The Grayville 7.5' Quadrangle, centered on 87.9373 degrees E, 38.3126 degrees N, includes the confluence of the buried Bonpas Bedrock Valley (BBV) with the trunk Wabash Valley (WV). The BBV is a short, approximately 1.5 km wide, and filled with up to 30 m of Quaternary sediment. The existing Bonpas Creek is underfit to the valley and is incised into the BBV fill. Bedrock-cored ridges and isolated hills protrude 10-30 m above low relief valley fills. The region was overridden by the Illinois Episode and earlier ice sheets but was affected only by proglacial processes during the Wisconsin Episode. The architecture of the valley fills was investigated with 3.5 km of shallow seismic shear wave profiling (SSW), 1 km of earth electrical resistivity profiling, probing, and study of archived well logs. Strong, undular reflections in the SSW profiles delineate a clear thalweg and slightly stepped slopes along the margins of the BBV. The BBV and WV were excavated before the Illinois Episode. A small tributary to the BBV hangs 4 m above the BBV thalweg, possibly indicating glacial erosion, bedrock control, or several stages of excavation. Although the high ridges are covered by a veneer of Illinois Episode till, sediment of that or earlier glacial episodes has not yet been recognized in the BBV fill. During the Wisconsin Episode, rapid glacifluvial aggradation in the WV dammed the BBV, causing formation of a slackwater lake. Some of the outwash, dominantly sand with gravel, transgressed up the lower BBV as a delta or fan. Silt loam to clay sediment was deposited in the lake from eolian and overbank sources. The alluvial and lacustrine sedimentation progressively filled the BBV until the end of the Wisconsin Episode. Two to eight prominent subhorizontal reflectors in the SSW profiles indicate episodic erosion and sedimentation. A late-glacial jokhulhaup overtopped the walls of the WV and formed a wide, gently sloping and low relief swath that crosscuts the lower Bonpas Valley. The central portion of the swath was deposited from the main flow, whereas the bordering ridges were levee- or fan-like deposits that prograded in to the existing slackwater lake. Downcutting of the WV fill may also have occurred during this or related events. The modern floodplain of the WV is set approximately 7 m below the tributary valley fill deposits.
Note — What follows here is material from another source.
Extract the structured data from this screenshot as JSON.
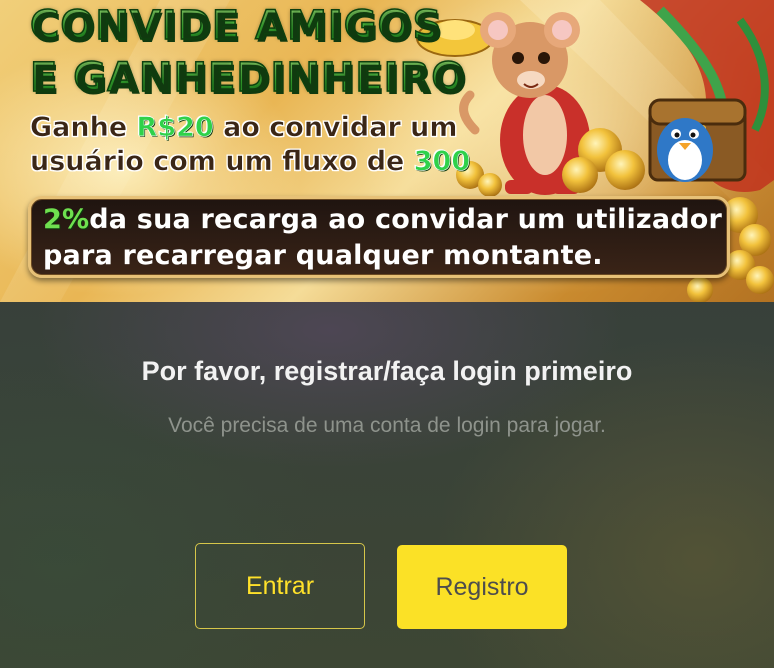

|Original language||English (US)|
|Title of host publication||Abstracts with Programs - Geological Society of America|
|Place of Publication||Boulder, CO|
|Publisher||Geological Society of America|
|State||Published - 2013|